Take every line in the entries that includes the word "subtext" and copy it.

++++ SUPPLIED RECORDS

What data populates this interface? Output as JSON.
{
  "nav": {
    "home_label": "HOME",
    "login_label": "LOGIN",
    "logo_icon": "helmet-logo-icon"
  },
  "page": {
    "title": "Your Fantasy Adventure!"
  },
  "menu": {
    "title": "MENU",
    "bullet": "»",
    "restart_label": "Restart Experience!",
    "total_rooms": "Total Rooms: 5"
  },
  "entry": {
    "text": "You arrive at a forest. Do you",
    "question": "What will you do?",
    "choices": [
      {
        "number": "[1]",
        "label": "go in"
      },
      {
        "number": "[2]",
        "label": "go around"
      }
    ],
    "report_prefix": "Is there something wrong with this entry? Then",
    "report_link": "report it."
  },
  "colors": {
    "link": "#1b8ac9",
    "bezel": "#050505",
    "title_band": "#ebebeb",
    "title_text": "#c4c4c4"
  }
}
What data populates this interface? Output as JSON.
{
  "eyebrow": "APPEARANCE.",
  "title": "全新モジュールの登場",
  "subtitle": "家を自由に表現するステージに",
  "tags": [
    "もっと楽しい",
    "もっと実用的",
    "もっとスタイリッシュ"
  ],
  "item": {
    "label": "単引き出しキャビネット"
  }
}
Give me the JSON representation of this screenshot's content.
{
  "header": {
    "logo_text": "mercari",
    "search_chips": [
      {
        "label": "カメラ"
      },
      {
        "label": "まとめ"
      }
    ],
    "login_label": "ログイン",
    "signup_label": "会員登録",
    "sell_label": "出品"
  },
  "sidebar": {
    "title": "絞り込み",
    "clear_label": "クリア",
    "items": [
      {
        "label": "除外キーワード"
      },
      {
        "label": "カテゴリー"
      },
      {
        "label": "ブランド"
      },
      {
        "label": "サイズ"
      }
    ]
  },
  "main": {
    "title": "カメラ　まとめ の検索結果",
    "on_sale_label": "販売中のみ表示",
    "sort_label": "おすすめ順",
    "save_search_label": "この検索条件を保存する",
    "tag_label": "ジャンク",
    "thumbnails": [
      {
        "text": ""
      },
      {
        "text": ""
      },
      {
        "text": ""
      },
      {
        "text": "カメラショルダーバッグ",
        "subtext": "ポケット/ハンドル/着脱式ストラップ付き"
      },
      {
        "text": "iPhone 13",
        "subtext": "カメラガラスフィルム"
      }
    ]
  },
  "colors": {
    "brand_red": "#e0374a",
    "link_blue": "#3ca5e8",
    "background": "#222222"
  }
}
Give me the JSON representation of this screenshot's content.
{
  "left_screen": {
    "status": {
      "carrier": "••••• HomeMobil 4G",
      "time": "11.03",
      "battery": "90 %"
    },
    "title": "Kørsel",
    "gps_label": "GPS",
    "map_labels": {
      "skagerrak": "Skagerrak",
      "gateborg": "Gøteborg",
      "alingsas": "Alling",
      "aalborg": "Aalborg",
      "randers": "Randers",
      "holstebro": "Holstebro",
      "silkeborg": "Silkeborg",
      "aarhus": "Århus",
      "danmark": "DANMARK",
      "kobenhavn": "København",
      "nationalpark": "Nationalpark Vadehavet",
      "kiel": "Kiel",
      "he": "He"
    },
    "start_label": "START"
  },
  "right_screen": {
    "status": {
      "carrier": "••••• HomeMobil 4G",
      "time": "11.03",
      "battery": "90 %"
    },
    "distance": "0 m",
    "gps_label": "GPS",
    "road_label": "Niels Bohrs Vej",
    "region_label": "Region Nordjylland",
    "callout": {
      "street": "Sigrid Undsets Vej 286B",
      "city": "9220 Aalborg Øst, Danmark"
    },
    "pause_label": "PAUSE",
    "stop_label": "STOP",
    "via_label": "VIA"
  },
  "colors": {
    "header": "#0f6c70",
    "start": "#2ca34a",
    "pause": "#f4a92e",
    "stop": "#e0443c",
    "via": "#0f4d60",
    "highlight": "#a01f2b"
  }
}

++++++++

• _EXPECTED ANSWER_
        "subtext": "ポケット/ハンドル/着脱式ストラップ付き"
        "subtext": "カメラガラスフィルム"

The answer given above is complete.